WASHINGTON (Reuters) - The United States released its annual human rights report on Thursday, with strong words for countries such as Iran, Cuba, Myanmar and Vietnam, even as it seeks to improve relations with them.
Though the United States and other world powers are attempting to reach a nuclear deal with Iran by June 30, the State Department report criticized Tehran for having the second-highest execution rate in the world and said proceedings often did not comply with constitutional protections.
It said the most significant human rights problems in Iran were severe restrictions on freedom of expression, religion and on the media, while people were also arbitrarily and unlawfully detained, tortured, or killed.
On Cuba, the State Department said that while Havana had largely eased travel restrictions in January, the government still denied passport requests for certain opposition figures, or harassed them upon their return to the country.
The United States eased travel restrictions as part of a historic agreement in December between U.S. President Barack Obama and Cuban President Raul Castro, aimed at normalizing ties between the two former Cold War rivals.
The 2014 report expressed concern over violence, intimidation, and detentions used to prevent free expression and peaceful assembly. It said Cuba severely restricted Internet access and maintained a monopoly on media outlets.
In introducing the report, U.S. Secretary of State John Kerry said it was not intended to be “sanctimonious,” as every country including the United States had room for improvement.
“We couldn’t help but have humility when we have seen what we have seen in the last year in terms of racial discord and unrest. So we approach this with great self-awareness,” he said.
In Russia, the State Department said the political system was becoming “increasingly authoritarian” and that Moscow had passed new measures to suppress dissent.
The report criticized Myanmar and Vietnam, with which the United States has been working hard to improve relations, as well as U.S. ally Thailand, where the military took power in a coup in May 2014.
It said abuses of minority Rohingya Muslims in Myanmar’s Rakhine State remained “severely troubling” despite a “broader trend of progress since 2011” in the country.
The report pointed to “severe” restrictions on freedom of expression, assembly and the media in Thailand, and said that while Vietnam had amended its constitution to include a chapter on human rights, the government had not put it into effect.
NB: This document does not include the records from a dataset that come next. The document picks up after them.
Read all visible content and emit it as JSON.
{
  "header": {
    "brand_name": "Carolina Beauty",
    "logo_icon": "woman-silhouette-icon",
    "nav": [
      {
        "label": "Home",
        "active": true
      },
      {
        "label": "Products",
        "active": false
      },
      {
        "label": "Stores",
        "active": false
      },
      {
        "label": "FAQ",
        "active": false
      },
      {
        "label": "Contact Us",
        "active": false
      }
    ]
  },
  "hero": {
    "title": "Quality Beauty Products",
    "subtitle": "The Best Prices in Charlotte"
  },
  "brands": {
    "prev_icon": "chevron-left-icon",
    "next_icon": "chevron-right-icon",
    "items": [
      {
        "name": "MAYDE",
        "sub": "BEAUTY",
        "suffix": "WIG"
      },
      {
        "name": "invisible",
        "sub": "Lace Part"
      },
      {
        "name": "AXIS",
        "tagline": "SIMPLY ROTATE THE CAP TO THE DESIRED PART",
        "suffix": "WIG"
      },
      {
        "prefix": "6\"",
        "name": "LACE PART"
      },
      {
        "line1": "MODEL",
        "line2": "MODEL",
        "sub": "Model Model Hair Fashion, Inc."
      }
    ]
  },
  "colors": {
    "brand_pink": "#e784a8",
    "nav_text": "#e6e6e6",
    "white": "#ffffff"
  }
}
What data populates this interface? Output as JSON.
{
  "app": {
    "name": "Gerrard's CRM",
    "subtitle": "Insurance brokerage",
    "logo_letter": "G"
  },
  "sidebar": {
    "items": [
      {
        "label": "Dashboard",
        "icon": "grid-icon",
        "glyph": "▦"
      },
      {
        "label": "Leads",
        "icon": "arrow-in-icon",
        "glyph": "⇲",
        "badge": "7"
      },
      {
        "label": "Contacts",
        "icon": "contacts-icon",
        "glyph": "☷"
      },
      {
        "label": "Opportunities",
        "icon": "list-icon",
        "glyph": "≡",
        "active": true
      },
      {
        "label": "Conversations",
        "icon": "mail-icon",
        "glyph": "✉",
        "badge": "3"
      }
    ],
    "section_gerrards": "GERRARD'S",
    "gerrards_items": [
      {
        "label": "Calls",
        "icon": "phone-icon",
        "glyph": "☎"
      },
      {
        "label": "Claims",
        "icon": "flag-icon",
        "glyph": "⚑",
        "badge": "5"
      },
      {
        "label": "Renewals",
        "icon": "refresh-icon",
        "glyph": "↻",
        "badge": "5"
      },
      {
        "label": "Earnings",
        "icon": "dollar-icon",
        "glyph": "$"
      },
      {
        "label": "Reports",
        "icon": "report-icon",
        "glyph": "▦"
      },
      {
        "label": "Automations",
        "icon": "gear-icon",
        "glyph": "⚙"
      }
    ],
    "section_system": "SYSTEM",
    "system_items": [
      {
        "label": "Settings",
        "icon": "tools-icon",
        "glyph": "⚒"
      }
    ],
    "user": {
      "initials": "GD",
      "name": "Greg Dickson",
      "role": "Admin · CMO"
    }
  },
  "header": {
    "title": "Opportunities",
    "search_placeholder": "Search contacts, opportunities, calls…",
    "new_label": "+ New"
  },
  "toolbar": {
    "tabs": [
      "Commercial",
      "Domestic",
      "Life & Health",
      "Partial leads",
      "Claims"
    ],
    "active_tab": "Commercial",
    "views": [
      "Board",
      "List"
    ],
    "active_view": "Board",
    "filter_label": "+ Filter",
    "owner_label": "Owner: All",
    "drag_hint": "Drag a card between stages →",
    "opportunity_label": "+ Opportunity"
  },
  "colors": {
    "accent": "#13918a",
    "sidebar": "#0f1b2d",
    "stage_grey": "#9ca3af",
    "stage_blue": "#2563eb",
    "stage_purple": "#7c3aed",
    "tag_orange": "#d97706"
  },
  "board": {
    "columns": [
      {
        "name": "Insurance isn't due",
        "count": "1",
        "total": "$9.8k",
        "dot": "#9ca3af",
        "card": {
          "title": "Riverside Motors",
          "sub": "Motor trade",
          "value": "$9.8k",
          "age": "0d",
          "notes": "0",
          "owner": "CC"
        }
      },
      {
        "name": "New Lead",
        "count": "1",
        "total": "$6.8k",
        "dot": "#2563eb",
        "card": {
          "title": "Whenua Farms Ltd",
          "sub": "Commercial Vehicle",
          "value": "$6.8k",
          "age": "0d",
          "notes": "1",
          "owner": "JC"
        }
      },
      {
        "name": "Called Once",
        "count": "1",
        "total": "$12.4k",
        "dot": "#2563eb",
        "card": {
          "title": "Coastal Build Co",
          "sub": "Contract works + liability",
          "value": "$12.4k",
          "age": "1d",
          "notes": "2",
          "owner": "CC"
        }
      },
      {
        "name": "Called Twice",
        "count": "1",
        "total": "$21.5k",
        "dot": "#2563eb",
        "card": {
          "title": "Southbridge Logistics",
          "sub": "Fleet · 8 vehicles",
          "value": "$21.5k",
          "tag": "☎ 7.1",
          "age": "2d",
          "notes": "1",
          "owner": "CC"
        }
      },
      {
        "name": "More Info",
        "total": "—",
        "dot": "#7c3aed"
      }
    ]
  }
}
The report said more governments were using the fight against terrorism as an excuse to crack down on dissent, and criticized rampant corruption in China, Venezuela and Nigeria.
Additional reporting by Idrees Ali; Editing by Bernadette Baum an Steve Orlofsky